What is the Purpose of Human Life? | Human Body and Spirituality

Human Body-A Rare Opportunity

No living entity can exist without doing work. The objective of work is the very basis of our life. Without work, of some sort, life becomes a burden. There can be two objectives of performing work. The objectives are

(1) To get freedom from problems or sorrows.

(2) To attain happiness.

However the reality of everyday life is that we continue to be unhappy although we perform work to attain happiness in an attempt to free ourselves from sorrow. Even when we are smiling, the sorrows of our hearts continue to trouble us all the time. Yet, we do not stop performing work. The activities of the world go on unabatedly, although the sorrow continues, in the hope that someday, unhappiness shall come to an end. Unfortunately that day shall never come since we are looking for happiness at the wrong place and are applying the wrong means. The fact of the matter is that no living entity can exist without performing work even for a moment. Even if one is sleeping, work goes on in the form of dreams. The breathing happens involuntarily. This means that activities shall be done by the body or the mind; either voluntarily or involuntarily. The summary of Vedic understanding is that man is only striving for the attainment of Ananda, spiritual happiness. That means that if spiritual happiness is attained, one will be relieved of sorrows automatically. When there is knowledge, automatically one shall be relieved of ignorance. One experiences “false” happiness or a shadow of the true spiritual happiness when one is in deep sleep, in the dreamless state, the Sushupti (सुषुप्ति) state. This state is only realized after one wakes up, but is not cognizable in the sleeping dreamless state. It is the memory of the state that is realized on waking. However in this state happiness is not attained, although all worries had been forgotten. This was because the mind was in abeyance in the dreamless sleep state. This is the same experience when one is unconscious. The end of sorrows does not automatically imply that one shall receive happiness, however the converse is true. The happiness of the world can never be considered as true happiness; it is happiness born out of matter, a semblance of happiness born out of our ignorance. That is the reason why, on attaining worldly happiness, sorrow continues to stay.

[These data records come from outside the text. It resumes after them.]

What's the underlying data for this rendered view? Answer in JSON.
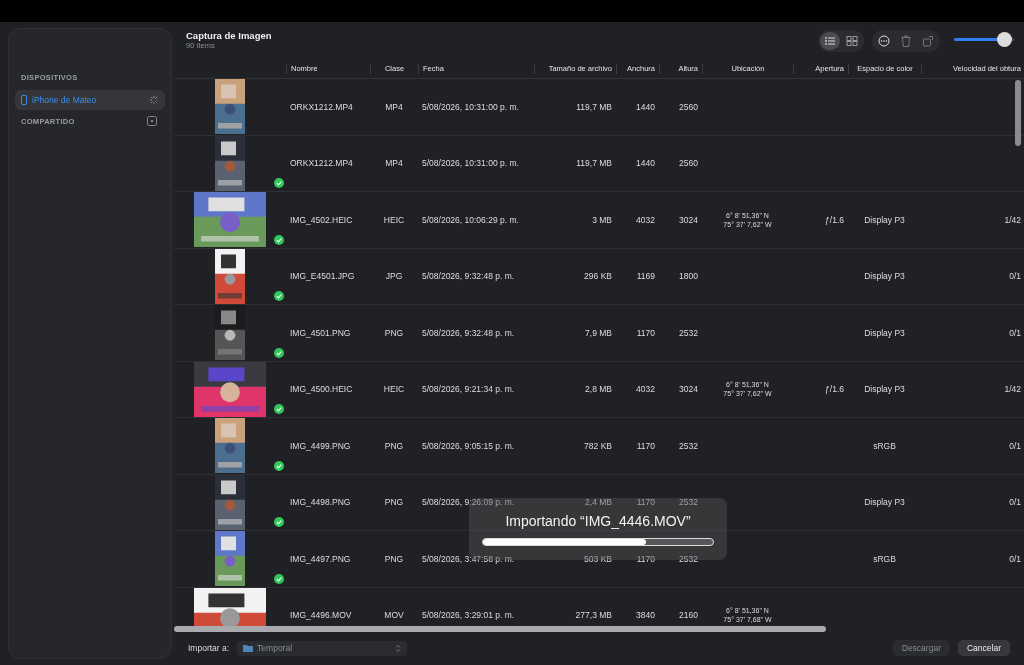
{
  "sidebar": {
    "sections": [
      {
        "title": "DISPOSITIVOS",
        "items": [
          {
            "label": "iPhone de Mateo",
            "selected": true,
            "loading": true
          }
        ]
      },
      {
        "title": "COMPARTIDO"
      }
    ]
  },
  "header": {
    "title": "Captura de Imagen",
    "subtitle": "90 ítems"
  },
  "toolbar": {
    "views": [
      {
        "kind": "list",
        "selected": true
      },
      {
        "kind": "grid",
        "selected": false
      }
    ],
    "thumbnail_size": {
      "level": 0.85
    }
  },
  "table": {
    "columns": [
      "Nombre",
      "Clase",
      "Fecha",
      "Tamaño de archivo",
      "Anchura",
      "Altura",
      "Ubicación",
      "Apertura",
      "Espacio de color",
      "Velocidad del obtura"
    ],
    "rows": [
      {
        "thumbnail": {
          "kind": "picture",
          "landscape": false
        },
        "imported": false,
        "cells": [
          "ORKX1212.MP4",
          "MP4",
          "5/08/2026, 10:31:00 p. m.",
          "119,7 MB",
          "1440",
          "2560",
          [
            "",
            ""
          ],
          "",
          "",
          ""
        ]
      },
      {
        "thumbnail": {
          "kind": "picture",
          "landscape": false
        },
        "imported": true,
        "cells": [
          "ORKX1212.MP4",
          "MP4",
          "5/08/2026, 10:31:00 p. m.",
          "119,7 MB",
          "1440",
          "2560",
          [
            "",
            ""
          ],
          "",
          "",
          ""
        ]
      },
      {
        "thumbnail": {
          "kind": "picture",
          "landscape": true
        },
        "imported": true,
        "cells": [
          "IMG_4502.HEIC",
          "HEIC",
          "5/08/2026, 10:06:29 p. m.",
          "3 MB",
          "4032",
          "3024",
          [
            "6° 8' 51,36\" N",
            "75° 37' 7,62\" W"
          ],
          "ƒ/1.6",
          "Display P3",
          "1/42"
        ]
      },
      {
        "thumbnail": {
          "kind": "picture",
          "landscape": false
        },
        "imported": true,
        "cells": [
          "IMG_E4501.JPG",
          "JPG",
          "5/08/2026, 9:32:48 p. m.",
          "296 KB",
          "1169",
          "1800",
          [
            "",
            ""
          ],
          "",
          "Display P3",
          "0/1"
        ]
      },
      {
        "thumbnail": {
          "kind": "picture",
          "landscape": false
        },
        "imported": true,
        "cells": [
          "IMG_4501.PNG",
          "PNG",
          "5/08/2026, 9:32:48 p. m.",
          "7,9 MB",
          "1170",
          "2532",
          [
            "",
            ""
          ],
          "",
          "Display P3",
          "0/1"
        ]
      },
      {
        "thumbnail": {
          "kind": "picture",
          "landscape": true
        },
        "imported": true,
        "cells": [
          "IMG_4500.HEIC",
          "HEIC",
          "5/08/2026, 9:21:34 p. m.",
          "2,8 MB",
          "4032",
          "3024",
          [
            "6° 8' 51,36\" N",
            "75° 37' 7,62\" W"
          ],
          "ƒ/1.6",
          "Display P3",
          "1/42"
        ]
      },
      {
        "thumbnail": {
          "kind": "picture",
          "landscape": false
        },
        "imported": true,
        "cells": [
          "IMG_4499.PNG",
          "PNG",
          "5/08/2026, 9:05:15 p. m.",
          "782 KB",
          "1170",
          "2532",
          [
            "",
            ""
          ],
          "",
          "sRGB",
          "0/1"
        ]
      },
      {
        "thumbnail": {
          "kind": "picture",
          "landscape": false
        },
        "imported": true,
        "cells": [
          "IMG_4498.PNG",
          "PNG",
          "5/08/2026, 9:26:09 p. m.",
          "2,4 MB",
          "1170",
          "2532",
          [
            "",
            ""
          ],
          "",
          "Display P3",
          "0/1"
        ]
      },
      {
        "thumbnail": {
          "kind": "picture",
          "landscape": false
        },
        "imported": true,
        "cells": [
          "IMG_4497.PNG",
          "PNG",
          "5/08/2026, 3:47:58 p. m.",
          "503 KB",
          "1170",
          "2532",
          [
            "",
            ""
          ],
          "",
          "sRGB",
          "0/1"
        ]
      },
      {
        "thumbnail": {
          "kind": "picture",
          "landscape": true
        },
        "imported": false,
        "cells": [
          "IMG_4496.MOV",
          "MOV",
          "5/08/2026, 3:29:01 p. m.",
          "277,3 MB",
          "3840",
          "2160",
          [
            "6° 8' 51,36\" N",
            "75° 37' 7,68\" W"
          ],
          "",
          "",
          ""
        ]
      }
    ]
  },
  "progress": {
    "title": "Importando “IMG_4446.MOV”",
    "level": 0.71
  },
  "footer": {
    "label": "Importar a:",
    "destination": {
      "value": "Temporal",
      "disabled": true
    },
    "buttons": [
      {
        "label": "Descargar",
        "disabled": true
      },
      {
        "label": "Cancelar",
        "disabled": false
      }
    ]
  }
}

Hence the most important task for man, is to get rid of ignorance which is the primary motivation for man to look for happiness in the material world. It should therefore be understood that the root of all suffering is ignorance alone.

The Vedas warn man that unless ignorance is removed, having attained the rare human body, no other body in creation is capable of attaining knowledge, following the removal of ignorance. So this rare opportunity of removing the beginningless ignorance should not be wasted. If this opportunity is wasted, the living entity shall continue to re-incarnate in 8.4 million species with no respite from sorrow. Even the celestial beings or Devatas hanker for the human body because only human body has the capacity to perform activities and work for attainment of happiness. All other bodies are meant only to suffer or enjoy the fruits of their work which they would have performed in an earlier human birth. The celestials’ bodies are meant for enjoyment, yet they cannot attain spiritual happiness. The lower beings like ghosts, goblins, insects, worms, birds etc undergo sorrow and suffering, with no scope for either enjoyment or happiness. The human beings undergo both enjoyment and sorrows but they are given an additional capability of performing motivated work by which they can strive for spiritual happiness or redemption. Once the opportunity of the human birth is lost, many millions of Kalpas (कल्प) pass on, but one is not guaranteed of the next time, when one shall receive the human body. One Kalpa is a period of 4.32 billion years, which also represents 12 hours that constitute the day of Lord Brahma.  Scriptures such as the Ramcharita Manas and the Srimad Bhagavatham exhort this truth that “A person is a slayer of his own soul, who, having attained the rarest of the rare human body, does not strive through spiritual practice and guidance to end ignorance.”